◆ TASK DETAILS ◆
Exactly as they appear, copy the lines of the listing from the one containing "Serialize everything readable" through the final line, both included, and nothing else.

☆ ☆ ☆ ☆

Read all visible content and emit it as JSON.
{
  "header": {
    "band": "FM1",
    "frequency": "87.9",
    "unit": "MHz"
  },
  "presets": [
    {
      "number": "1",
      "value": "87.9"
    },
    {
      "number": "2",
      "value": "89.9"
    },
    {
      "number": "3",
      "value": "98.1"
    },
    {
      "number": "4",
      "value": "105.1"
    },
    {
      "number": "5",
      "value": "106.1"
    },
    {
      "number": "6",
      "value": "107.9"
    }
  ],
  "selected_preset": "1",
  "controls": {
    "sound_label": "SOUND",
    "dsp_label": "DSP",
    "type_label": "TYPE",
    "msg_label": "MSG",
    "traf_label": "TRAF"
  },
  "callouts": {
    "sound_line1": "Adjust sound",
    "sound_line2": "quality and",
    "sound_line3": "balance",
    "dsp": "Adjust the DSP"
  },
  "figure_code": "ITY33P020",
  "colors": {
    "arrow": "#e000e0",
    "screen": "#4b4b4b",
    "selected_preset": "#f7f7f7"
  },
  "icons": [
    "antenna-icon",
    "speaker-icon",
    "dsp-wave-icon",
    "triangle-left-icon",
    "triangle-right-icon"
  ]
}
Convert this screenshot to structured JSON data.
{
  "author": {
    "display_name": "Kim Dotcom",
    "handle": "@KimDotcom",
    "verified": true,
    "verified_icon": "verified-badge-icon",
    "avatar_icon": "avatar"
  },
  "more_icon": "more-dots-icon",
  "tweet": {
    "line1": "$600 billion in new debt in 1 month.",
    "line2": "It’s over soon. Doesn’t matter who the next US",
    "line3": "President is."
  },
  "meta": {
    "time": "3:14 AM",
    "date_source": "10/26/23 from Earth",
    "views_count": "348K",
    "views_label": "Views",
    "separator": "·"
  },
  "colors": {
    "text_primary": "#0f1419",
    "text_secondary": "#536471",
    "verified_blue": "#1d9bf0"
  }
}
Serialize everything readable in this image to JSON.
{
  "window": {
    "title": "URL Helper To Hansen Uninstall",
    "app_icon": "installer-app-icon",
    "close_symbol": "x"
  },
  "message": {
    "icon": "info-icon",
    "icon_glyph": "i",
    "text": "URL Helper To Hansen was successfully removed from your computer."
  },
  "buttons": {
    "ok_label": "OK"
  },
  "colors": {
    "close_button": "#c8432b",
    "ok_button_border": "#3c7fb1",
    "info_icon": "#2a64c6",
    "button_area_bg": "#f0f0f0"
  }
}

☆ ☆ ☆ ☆

◆ ANSWER SECTION ◆
Serialize everything readable in this image to JSON.
{
  "window": {
    "title": "URL Helper To Hansen Uninstall",
    "app_icon": "installer-app-icon",
    "close_symbol": "x"
  },
  "message": {
    "icon": "info-icon",
    "icon_glyph": "i",
    "text": "URL Helper To Hansen was successfully removed from your computer."
  },
  "buttons": {
    "ok_label": "OK"
  },
  "colors": {
    "close_button": "#c8432b",
    "ok_button_border": "#3c7fb1",
    "info_icon": "#2a64c6",
    "button_area_bg": "#f0f0f0"
  }
}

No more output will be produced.